There are many different forms of meditation that exists which can be very advantageous for someone suffering from rhytiphobia. Specifically, mindfulness meditation has been shown to be quite beneficial for helping people to enter into a more equanimeous state. There are many different ways with which you can implement mindfulness meditation and there are also many different meditation apps which are designed to make things as easy as possible for you.
Mindfulness has the potential to significantly help those suffering from rhytiphobia due to how it will help one to distract themselves from their fear by refocusing their attention onto something else that does not have any sort of emotional baggage attached to it, such as by focusing on the breath for example. This is one of the most basic ways that one can meditate and be present.
For someone with rhytiphobia in the midst of a panic attack, redirecting one’s attention to the various sensations felt when breathing can actually help to reduce the amount of mental anguish experienced during such an influx of anxiety.
To implement mindfulness meditation to help relieve one’s symptoms of rhytiphobia, you can do so by paying close attention to the way the muscles in your abdomen and chest contract and relax with every inhale and exhale. You can spend time dwelling on how it feels as your chest expands during each inhale and how it sinks in with every exhale.
Besides focusing on your breathing, you can also focus on the sounds around you, the way your skin feels as you touch certain objects, the way foods taste, as well as the way certain aromas smell. Essentially, honing into your 5 senses can significantly help you to reduce some of the anxiety that is associated with rhytiphobia. Also, remember that it will take a lot of practice to become an adept meditator. So, practice is key.
Exposure Therapy for Rhytiphobia
As previously mentioned, exposure therapy is one of the most common ways to treat anxiety disorders such as rhytiphobia. It can be an efficient way to help desensitize the patient to their specific fears. Be that as it may, it is imperative that the therapist implementing it on their patient is very adept at doing so. For example, if the therapist were to slightly expose someone with rhytiphobia to their fear, then it may not be very effective as they may need a higher amount of exposure to truly trigger any sort of worthwhile change in the patient.
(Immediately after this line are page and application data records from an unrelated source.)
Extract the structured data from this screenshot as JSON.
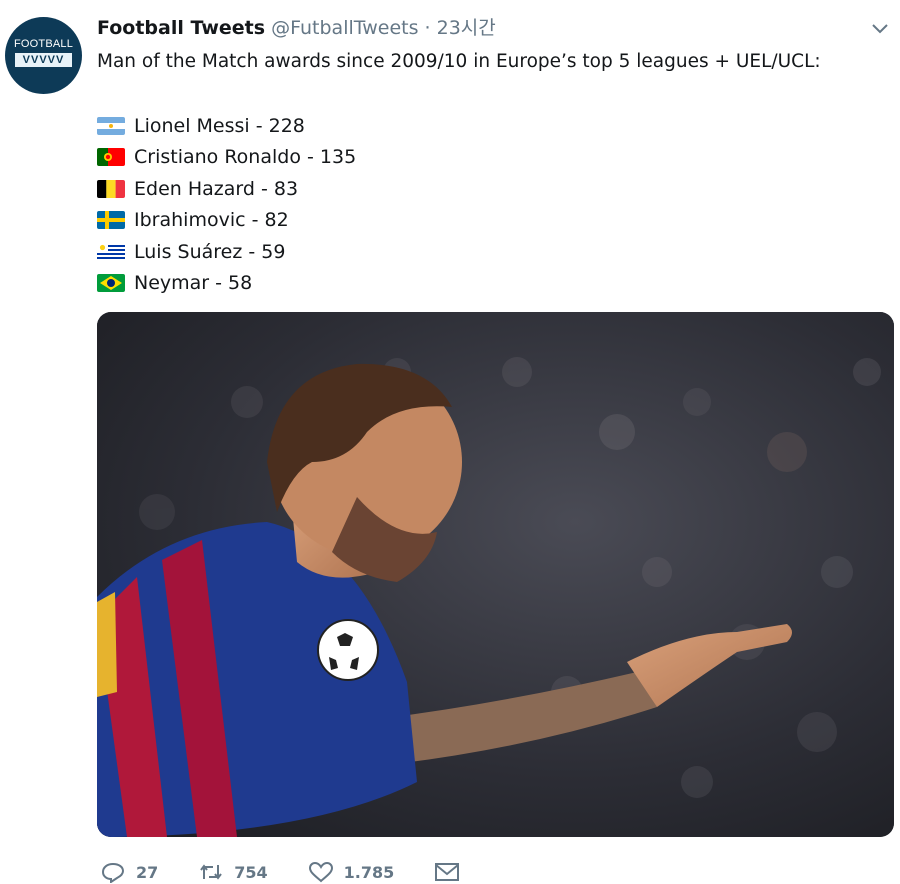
{
  "tweet": {
    "author_name": "Football Tweets",
    "handle": "@FutballTweets",
    "separator": "·",
    "time": "23시간",
    "avatar_text": "FOOTBALL",
    "avatar_mark": "VVVVV",
    "text": "Man of the Match awards since 2009/10 in Europe’s top 5 leagues + UEL/UCL:",
    "rankings": [
      {
        "flag": "argentina-flag",
        "label": "Lionel Messi - 228"
      },
      {
        "flag": "portugal-flag",
        "label": "Cristiano Ronaldo - 135"
      },
      {
        "flag": "belgium-flag",
        "label": "Eden Hazard - 83"
      },
      {
        "flag": "sweden-flag",
        "label": "Ibrahimovic - 82"
      },
      {
        "flag": "uruguay-flag",
        "label": "Luis Suárez - 59"
      },
      {
        "flag": "brazil-flag",
        "label": "Neymar - 58"
      }
    ],
    "actions": {
      "replies": "27",
      "retweets": "754",
      "likes": "1.785"
    }
  },
  "colors": {
    "muted": "#657786",
    "text": "#14171a",
    "avatar_bg": "#0d3a57"
  }
}
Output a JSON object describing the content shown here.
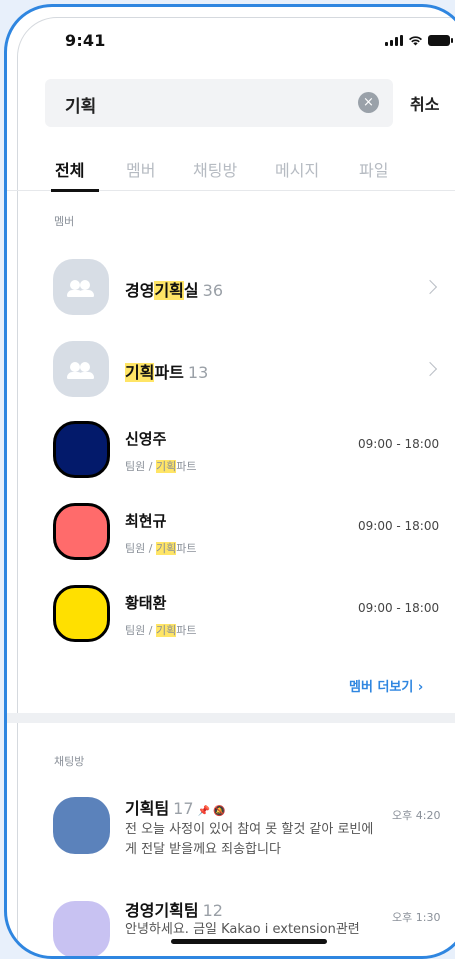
{
  "status": {
    "time": "9:41"
  },
  "search": {
    "query": "기획",
    "clear_icon": "×",
    "cancel_label": "취소"
  },
  "tabs": [
    {
      "label": "전체",
      "active": true
    },
    {
      "label": "멤버"
    },
    {
      "label": "채팅방"
    },
    {
      "label": "메시지"
    },
    {
      "label": "파일"
    }
  ],
  "members_section": {
    "title": "멤버",
    "groups": [
      {
        "pre": "경영",
        "hl": "기획",
        "post": "실",
        "count": "36"
      },
      {
        "pre": "",
        "hl": "기획",
        "post": "파트",
        "count": "13"
      }
    ],
    "people": [
      {
        "name": "신영주",
        "sub_pre": "팀원 / ",
        "sub_hl": "기획",
        "sub_post": "파트",
        "hours": "09:00 - 18:00",
        "color": "#031a6b"
      },
      {
        "name": "최현규",
        "sub_pre": "팀원 / ",
        "sub_hl": "기획",
        "sub_post": "파트",
        "hours": "09:00 - 18:00",
        "color": "#ff6b6b"
      },
      {
        "name": "황태환",
        "sub_pre": "팀원 / ",
        "sub_hl": "기획",
        "sub_post": "파트",
        "hours": "09:00 - 18:00",
        "color": "#ffe000"
      }
    ],
    "more_label": "멤버 더보기 ›"
  },
  "chats_section": {
    "title": "채팅방",
    "rooms": [
      {
        "name": "기획팀",
        "count": "17",
        "icons": "📌 🔕",
        "time": "오후 4:20",
        "message": "전 오늘 사정이 있어 참여 못 할것 같아 로빈에게 전달 받을께요 죄송합니다",
        "color": "#5b82bb"
      },
      {
        "name": "경영기획팀",
        "count": "12",
        "time": "오후 1:30",
        "message": "안녕하세요. 금일 Kakao i extension관련 논의된 내용 정리하여 공유 드립니다",
        "color": "#c8c2f2"
      }
    ]
  }
}
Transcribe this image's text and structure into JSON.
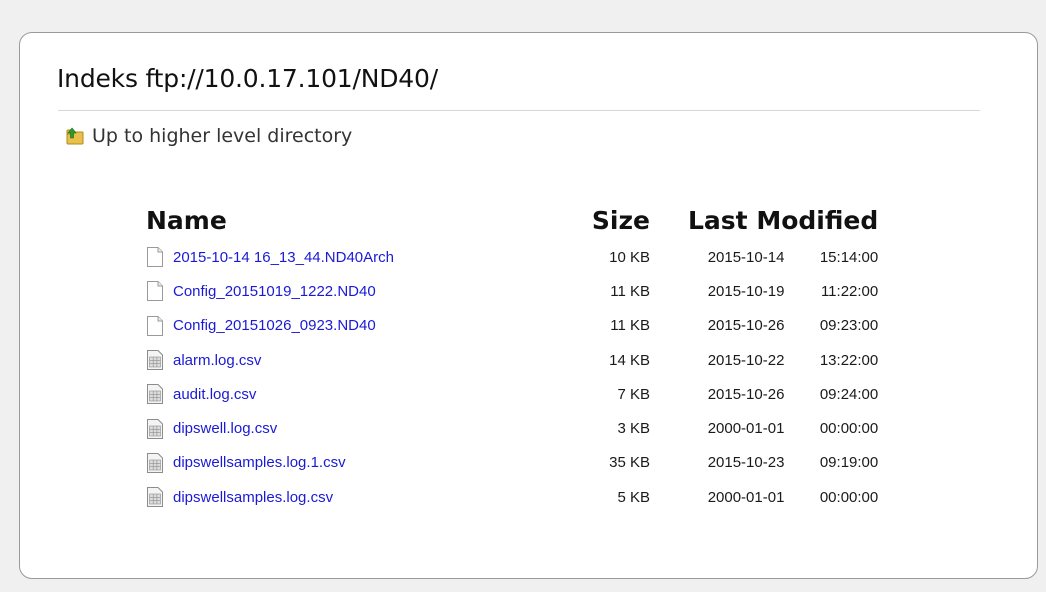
{
  "title": "Indeks ftp://10.0.17.101/ND40/",
  "parent_link": {
    "label": "Up to higher level directory",
    "icon": "folder-up-icon"
  },
  "columns": {
    "name": "Name",
    "size": "Size",
    "modified": "Last Modified"
  },
  "files": [
    {
      "name": "2015-10-14 16_13_44.ND40Arch",
      "size": "10 KB",
      "date": "2015-10-14",
      "time": "15:14:00",
      "icon": "file-icon"
    },
    {
      "name": "Config_20151019_1222.ND40",
      "size": "11 KB",
      "date": "2015-10-19",
      "time": "11:22:00",
      "icon": "file-icon"
    },
    {
      "name": "Config_20151026_0923.ND40",
      "size": "11 KB",
      "date": "2015-10-26",
      "time": "09:23:00",
      "icon": "file-icon"
    },
    {
      "name": "alarm.log.csv",
      "size": "14 KB",
      "date": "2015-10-22",
      "time": "13:22:00",
      "icon": "spreadsheet-file-icon"
    },
    {
      "name": "audit.log.csv",
      "size": "7 KB",
      "date": "2015-10-26",
      "time": "09:24:00",
      "icon": "spreadsheet-file-icon"
    },
    {
      "name": "dipswell.log.csv",
      "size": "3 KB",
      "date": "2000-01-01",
      "time": "00:00:00",
      "icon": "spreadsheet-file-icon"
    },
    {
      "name": "dipswellsamples.log.1.csv",
      "size": "35 KB",
      "date": "2015-10-23",
      "time": "09:19:00",
      "icon": "spreadsheet-file-icon"
    },
    {
      "name": "dipswellsamples.log.csv",
      "size": "5 KB",
      "date": "2000-01-01",
      "time": "00:00:00",
      "icon": "spreadsheet-file-icon"
    }
  ],
  "colors": {
    "link": "#1a1ad6",
    "text": "#111111",
    "background": "#f0f0f0",
    "panel": "#ffffff"
  }
}
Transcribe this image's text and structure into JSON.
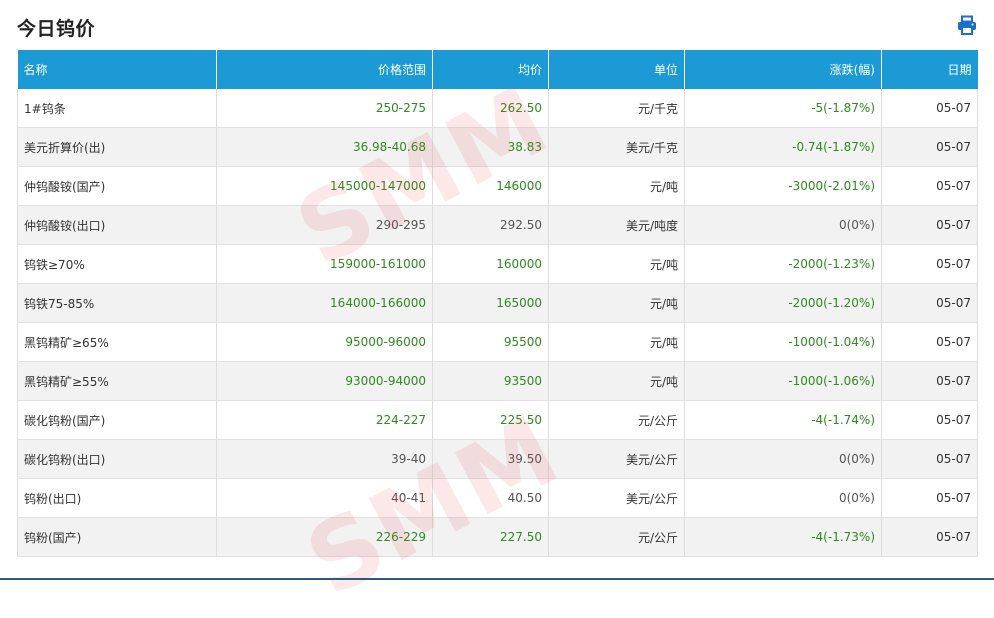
{
  "page": {
    "title": "今日钨价"
  },
  "colors": {
    "header_bg": "#1b9ad6",
    "up": "#2e8b1f",
    "neutral": "#555555"
  },
  "icons": {
    "print": "print-icon"
  },
  "watermark": "SMM",
  "table": {
    "columns": [
      "名称",
      "价格范围",
      "均价",
      "单位",
      "涨跌(幅)",
      "日期"
    ],
    "rows": [
      {
        "name": "1#钨条",
        "range": "250-275",
        "avg": "262.50",
        "unit": "元/千克",
        "change": "-5(-1.87%)",
        "date": "05-07",
        "trend": "green"
      },
      {
        "name": "美元折算价(出)",
        "range": "36.98-40.68",
        "avg": "38.83",
        "unit": "美元/千克",
        "change": "-0.74(-1.87%)",
        "date": "05-07",
        "trend": "green"
      },
      {
        "name": "仲钨酸铵(国产)",
        "range": "145000-147000",
        "avg": "146000",
        "unit": "元/吨",
        "change": "-3000(-2.01%)",
        "date": "05-07",
        "trend": "green"
      },
      {
        "name": "仲钨酸铵(出口)",
        "range": "290-295",
        "avg": "292.50",
        "unit": "美元/吨度",
        "change": "0(0%)",
        "date": "05-07",
        "trend": "gray"
      },
      {
        "name": "钨铁≥70%",
        "range": "159000-161000",
        "avg": "160000",
        "unit": "元/吨",
        "change": "-2000(-1.23%)",
        "date": "05-07",
        "trend": "green"
      },
      {
        "name": "钨铁75-85%",
        "range": "164000-166000",
        "avg": "165000",
        "unit": "元/吨",
        "change": "-2000(-1.20%)",
        "date": "05-07",
        "trend": "green"
      },
      {
        "name": "黑钨精矿≥65%",
        "range": "95000-96000",
        "avg": "95500",
        "unit": "元/吨",
        "change": "-1000(-1.04%)",
        "date": "05-07",
        "trend": "green"
      },
      {
        "name": "黑钨精矿≥55%",
        "range": "93000-94000",
        "avg": "93500",
        "unit": "元/吨",
        "change": "-1000(-1.06%)",
        "date": "05-07",
        "trend": "green"
      },
      {
        "name": "碳化钨粉(国产)",
        "range": "224-227",
        "avg": "225.50",
        "unit": "元/公斤",
        "change": "-4(-1.74%)",
        "date": "05-07",
        "trend": "green"
      },
      {
        "name": "碳化钨粉(出口)",
        "range": "39-40",
        "avg": "39.50",
        "unit": "美元/公斤",
        "change": "0(0%)",
        "date": "05-07",
        "trend": "gray"
      },
      {
        "name": "钨粉(出口)",
        "range": "40-41",
        "avg": "40.50",
        "unit": "美元/公斤",
        "change": "0(0%)",
        "date": "05-07",
        "trend": "gray"
      },
      {
        "name": "钨粉(国产)",
        "range": "226-229",
        "avg": "227.50",
        "unit": "元/公斤",
        "change": "-4(-1.73%)",
        "date": "05-07",
        "trend": "green"
      }
    ]
  }
}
The same can be said for the antithesis of this scenario. If the therapist were to excessively expose someone with rhytiphobia to their fear, then doing so could be highly counterproductive to the point to where their rhytiphobia may become immensely worse due to the therapy alone. So, it is paramount that the therapist implementing exposure therapy for someone with rhytiphobia has a very strong sense of just how severe their symptoms are so that they can know the level of exposure that the patient will likely be able to handle.